Krimo’s conviction was in accordance with Article 144 bis 2 of Algeria’s Penal Code, similar to that of Pakistan’s, which criminalizes acts that “insult the prophet and any of the messengers of God, or denigrate the creed and precepts of Islam, whether by writing, drawing, declaration, or any other means.”

Algerians were shocked that the blasphemy law was applied. “We did not expect this verdict at all,” Krimo’s defense lawyer Mohamed Ben Belkacem told Compass Direct News. “It was a heavy sentence. The judge punished the ‘Christian,’ not the ‘accused.’ There was no proof, and despite that, the court granted him no extenuating circumstances.”

“If they start applying the law like that, it means there is no respect for Christianity and pretty soon all the Christians of Algeria will find themselves in prison,” said Mustapha Krim, the president of the EPA.

Increased vulnerability

Siagh Krimo is one case among many that persuaded The Pew Forum in a report released last week to cite anti-blasphemy laws as a primary reason for the decline of religious freedom around the world. The report, titled “Rising Restrictions on Religion,” notes that Christians and other religious minorities are becoming increasingly vulnerable in countries that implement anti-blasphemy laws which, according to the American Center for Law and Justice, are “used as weapons against Christians – to punish them because of their beliefs.”

The Pew Forum report states that their, “study finds that restrictions on religion are particularly common in countries that prohibit blasphemy, apostasy or defamation of religion. While such laws are sometimes promoted as a way to protect religion, in practice they often serve to punish religious minorities whose beliefs are deemed unorthodox or heretical.”

According to the report, 59 countries, which include Pakistan and Algeria, have policies which forbid blasphemy at some level. Of those, 44 countries enforce punishments ranging from fines to imprisonment to the death penalty. The report also notes that eight out of every ten countries in the Middle East and North Africa have laws against blasphemy or apostasy which is the highest share of any region.

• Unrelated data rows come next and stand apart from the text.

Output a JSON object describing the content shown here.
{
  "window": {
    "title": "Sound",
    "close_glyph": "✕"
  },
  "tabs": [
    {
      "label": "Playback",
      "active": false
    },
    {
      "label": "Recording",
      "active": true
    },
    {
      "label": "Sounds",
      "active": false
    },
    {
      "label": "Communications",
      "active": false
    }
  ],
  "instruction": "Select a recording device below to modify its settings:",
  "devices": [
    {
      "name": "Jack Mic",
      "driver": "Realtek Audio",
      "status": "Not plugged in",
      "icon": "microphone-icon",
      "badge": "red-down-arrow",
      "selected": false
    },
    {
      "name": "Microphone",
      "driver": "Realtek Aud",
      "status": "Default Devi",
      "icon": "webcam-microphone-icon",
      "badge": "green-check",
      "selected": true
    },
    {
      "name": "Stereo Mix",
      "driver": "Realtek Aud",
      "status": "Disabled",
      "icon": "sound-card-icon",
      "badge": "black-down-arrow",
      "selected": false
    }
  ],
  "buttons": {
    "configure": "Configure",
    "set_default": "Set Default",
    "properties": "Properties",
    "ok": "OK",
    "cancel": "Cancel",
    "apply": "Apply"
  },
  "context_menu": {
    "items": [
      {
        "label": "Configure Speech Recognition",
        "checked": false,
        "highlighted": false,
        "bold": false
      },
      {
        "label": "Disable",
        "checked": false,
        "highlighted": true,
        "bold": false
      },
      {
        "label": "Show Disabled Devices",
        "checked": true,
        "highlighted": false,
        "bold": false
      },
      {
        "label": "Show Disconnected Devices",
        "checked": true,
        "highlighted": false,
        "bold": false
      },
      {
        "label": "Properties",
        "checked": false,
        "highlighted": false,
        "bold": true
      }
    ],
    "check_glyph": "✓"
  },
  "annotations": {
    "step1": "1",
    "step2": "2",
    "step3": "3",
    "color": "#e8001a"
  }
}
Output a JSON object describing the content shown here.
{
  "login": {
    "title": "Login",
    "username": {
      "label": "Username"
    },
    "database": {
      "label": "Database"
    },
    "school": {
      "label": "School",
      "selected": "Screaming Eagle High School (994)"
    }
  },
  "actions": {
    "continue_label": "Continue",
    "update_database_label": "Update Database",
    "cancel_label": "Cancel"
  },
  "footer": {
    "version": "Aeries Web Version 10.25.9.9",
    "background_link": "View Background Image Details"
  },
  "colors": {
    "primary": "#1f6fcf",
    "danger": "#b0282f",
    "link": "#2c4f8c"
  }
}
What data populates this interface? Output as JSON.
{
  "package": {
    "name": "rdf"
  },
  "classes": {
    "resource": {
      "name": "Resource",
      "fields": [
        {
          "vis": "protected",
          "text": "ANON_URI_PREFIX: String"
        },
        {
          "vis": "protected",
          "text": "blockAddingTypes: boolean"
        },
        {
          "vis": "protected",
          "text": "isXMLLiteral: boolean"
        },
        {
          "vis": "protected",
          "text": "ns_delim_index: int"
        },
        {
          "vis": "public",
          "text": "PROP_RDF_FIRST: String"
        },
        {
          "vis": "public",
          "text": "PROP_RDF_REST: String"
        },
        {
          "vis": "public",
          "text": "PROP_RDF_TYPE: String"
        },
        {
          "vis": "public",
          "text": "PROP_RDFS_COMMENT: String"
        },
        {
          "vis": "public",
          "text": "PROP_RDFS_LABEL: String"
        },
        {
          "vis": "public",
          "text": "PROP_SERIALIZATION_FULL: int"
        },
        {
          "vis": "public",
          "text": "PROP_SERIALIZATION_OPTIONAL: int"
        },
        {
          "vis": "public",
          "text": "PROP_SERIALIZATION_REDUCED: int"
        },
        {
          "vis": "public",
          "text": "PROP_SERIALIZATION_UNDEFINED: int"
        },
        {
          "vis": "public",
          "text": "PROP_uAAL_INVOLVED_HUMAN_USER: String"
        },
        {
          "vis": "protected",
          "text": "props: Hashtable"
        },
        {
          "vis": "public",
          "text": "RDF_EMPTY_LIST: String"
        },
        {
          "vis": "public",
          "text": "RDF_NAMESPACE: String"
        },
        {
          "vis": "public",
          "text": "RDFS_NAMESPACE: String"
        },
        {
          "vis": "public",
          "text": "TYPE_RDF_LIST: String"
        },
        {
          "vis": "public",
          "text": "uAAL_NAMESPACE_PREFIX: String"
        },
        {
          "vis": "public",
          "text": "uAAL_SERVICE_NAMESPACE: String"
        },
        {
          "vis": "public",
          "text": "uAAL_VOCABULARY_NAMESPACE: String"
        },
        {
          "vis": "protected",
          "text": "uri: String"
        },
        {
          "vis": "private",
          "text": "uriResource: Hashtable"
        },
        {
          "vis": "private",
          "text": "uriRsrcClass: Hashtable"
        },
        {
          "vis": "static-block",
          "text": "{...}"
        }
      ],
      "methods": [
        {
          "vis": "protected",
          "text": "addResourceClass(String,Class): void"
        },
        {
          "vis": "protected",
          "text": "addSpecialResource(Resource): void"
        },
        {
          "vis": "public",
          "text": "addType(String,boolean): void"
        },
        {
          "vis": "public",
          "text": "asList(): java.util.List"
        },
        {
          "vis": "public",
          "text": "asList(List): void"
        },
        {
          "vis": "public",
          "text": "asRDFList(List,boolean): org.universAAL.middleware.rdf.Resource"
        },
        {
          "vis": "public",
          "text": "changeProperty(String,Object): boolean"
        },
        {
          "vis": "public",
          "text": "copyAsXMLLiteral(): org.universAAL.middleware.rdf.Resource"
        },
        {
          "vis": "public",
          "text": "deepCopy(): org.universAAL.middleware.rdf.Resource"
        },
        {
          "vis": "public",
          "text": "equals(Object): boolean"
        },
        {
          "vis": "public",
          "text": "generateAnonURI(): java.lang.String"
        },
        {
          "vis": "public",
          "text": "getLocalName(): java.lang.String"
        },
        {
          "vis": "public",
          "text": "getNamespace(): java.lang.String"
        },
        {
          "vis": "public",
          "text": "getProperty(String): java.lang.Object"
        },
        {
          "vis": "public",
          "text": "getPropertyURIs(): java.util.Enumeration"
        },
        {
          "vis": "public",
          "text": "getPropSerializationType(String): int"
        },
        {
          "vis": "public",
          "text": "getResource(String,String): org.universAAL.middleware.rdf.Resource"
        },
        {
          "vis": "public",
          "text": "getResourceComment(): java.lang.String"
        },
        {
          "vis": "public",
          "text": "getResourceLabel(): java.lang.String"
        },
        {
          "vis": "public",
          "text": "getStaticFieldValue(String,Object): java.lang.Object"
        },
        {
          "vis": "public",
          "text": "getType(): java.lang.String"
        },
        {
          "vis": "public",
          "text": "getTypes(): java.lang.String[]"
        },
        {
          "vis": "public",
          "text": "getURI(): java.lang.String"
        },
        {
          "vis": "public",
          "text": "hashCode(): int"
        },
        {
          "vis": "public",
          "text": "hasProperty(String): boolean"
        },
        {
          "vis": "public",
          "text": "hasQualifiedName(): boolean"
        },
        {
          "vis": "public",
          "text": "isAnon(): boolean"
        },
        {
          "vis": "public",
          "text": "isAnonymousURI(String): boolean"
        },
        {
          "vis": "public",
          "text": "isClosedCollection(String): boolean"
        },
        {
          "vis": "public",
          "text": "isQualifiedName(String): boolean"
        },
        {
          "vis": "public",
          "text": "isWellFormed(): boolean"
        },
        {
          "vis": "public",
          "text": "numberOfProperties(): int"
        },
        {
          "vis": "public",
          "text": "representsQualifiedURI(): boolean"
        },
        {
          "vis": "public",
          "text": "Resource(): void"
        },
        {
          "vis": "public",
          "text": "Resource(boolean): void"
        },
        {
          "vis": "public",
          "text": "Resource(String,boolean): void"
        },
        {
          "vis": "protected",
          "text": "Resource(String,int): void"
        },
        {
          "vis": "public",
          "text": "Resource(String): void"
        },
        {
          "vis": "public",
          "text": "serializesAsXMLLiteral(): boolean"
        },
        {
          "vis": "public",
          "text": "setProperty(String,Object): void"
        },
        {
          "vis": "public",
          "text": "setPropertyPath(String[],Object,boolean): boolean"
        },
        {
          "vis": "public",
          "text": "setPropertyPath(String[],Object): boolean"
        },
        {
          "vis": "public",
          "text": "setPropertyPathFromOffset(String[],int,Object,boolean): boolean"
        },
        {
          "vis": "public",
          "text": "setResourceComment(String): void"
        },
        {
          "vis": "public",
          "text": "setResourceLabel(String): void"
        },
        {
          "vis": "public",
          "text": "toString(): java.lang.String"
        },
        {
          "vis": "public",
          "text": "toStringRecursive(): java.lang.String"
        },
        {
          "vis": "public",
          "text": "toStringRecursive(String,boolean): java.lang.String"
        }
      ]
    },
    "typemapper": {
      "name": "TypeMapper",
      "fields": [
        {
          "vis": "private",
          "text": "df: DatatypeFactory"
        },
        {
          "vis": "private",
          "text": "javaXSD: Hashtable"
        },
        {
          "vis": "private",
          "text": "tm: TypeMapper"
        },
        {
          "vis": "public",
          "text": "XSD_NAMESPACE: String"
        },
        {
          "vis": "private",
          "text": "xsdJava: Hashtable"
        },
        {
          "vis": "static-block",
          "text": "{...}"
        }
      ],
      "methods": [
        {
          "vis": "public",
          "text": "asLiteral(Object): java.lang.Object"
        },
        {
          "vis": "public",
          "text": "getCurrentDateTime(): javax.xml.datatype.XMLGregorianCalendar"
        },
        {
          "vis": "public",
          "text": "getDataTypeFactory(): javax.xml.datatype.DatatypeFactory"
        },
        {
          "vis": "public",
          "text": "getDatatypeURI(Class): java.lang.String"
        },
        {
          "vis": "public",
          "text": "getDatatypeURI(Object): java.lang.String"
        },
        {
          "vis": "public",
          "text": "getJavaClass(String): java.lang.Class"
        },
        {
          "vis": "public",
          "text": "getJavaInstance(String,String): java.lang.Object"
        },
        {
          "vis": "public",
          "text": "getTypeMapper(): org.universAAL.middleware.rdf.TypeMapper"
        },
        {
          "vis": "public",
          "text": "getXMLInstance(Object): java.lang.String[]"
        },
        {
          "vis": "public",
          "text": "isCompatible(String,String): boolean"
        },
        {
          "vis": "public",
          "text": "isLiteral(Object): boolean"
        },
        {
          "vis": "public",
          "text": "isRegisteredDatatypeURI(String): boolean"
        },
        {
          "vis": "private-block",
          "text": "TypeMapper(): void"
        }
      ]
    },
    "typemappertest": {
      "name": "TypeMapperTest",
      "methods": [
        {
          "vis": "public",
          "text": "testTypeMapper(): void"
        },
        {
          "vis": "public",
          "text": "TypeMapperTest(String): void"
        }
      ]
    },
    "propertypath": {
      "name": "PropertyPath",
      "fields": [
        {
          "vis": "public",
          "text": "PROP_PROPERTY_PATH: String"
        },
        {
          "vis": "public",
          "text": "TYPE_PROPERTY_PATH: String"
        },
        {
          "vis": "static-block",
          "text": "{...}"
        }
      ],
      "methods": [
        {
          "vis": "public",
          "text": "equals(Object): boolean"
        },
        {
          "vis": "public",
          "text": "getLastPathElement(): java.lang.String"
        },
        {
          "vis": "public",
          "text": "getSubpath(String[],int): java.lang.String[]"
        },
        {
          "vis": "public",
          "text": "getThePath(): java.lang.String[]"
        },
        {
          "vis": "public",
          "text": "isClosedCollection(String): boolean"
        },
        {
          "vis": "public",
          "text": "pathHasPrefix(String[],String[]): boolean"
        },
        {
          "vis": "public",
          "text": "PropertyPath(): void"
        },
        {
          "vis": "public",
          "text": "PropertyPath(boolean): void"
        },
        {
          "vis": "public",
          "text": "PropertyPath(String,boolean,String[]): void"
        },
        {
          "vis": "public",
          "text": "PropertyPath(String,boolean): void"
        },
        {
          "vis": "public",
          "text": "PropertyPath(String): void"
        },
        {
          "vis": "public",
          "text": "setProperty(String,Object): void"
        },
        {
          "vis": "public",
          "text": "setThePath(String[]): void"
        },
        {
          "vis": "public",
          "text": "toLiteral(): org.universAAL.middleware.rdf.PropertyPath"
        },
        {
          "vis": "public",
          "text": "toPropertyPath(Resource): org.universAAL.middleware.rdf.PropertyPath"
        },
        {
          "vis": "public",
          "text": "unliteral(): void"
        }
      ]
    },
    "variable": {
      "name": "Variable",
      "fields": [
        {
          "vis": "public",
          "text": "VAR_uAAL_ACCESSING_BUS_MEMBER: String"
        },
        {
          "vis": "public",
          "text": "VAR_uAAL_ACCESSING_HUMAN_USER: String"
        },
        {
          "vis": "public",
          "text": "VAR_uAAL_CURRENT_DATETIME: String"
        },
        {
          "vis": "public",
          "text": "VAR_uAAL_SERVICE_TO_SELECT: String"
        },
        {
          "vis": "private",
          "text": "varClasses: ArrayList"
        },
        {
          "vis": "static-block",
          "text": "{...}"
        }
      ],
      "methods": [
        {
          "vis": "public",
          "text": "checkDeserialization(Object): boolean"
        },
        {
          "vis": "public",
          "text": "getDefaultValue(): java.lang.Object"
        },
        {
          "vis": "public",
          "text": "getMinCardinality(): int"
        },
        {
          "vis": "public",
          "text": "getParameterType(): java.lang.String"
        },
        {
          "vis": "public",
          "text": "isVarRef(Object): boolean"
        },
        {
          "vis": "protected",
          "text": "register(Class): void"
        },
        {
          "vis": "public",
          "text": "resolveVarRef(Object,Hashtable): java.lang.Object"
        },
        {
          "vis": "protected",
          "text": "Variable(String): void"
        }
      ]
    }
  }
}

The U.S. Commission for International Religious Freedom (USCIRF) has the same concerns, stating in a report titled, “The Dangerous Idea of Protecting Religions from ‘Defamation,’” that extremists will continue to abuse the broad provisions allowed in blasphemy laws “to intimidate and arbitrarily detain members of religious minority communities, including disfavored minority Muslim sects, and others with whom the extremists disagree.” Christians are among those who have and will continue to suffer most.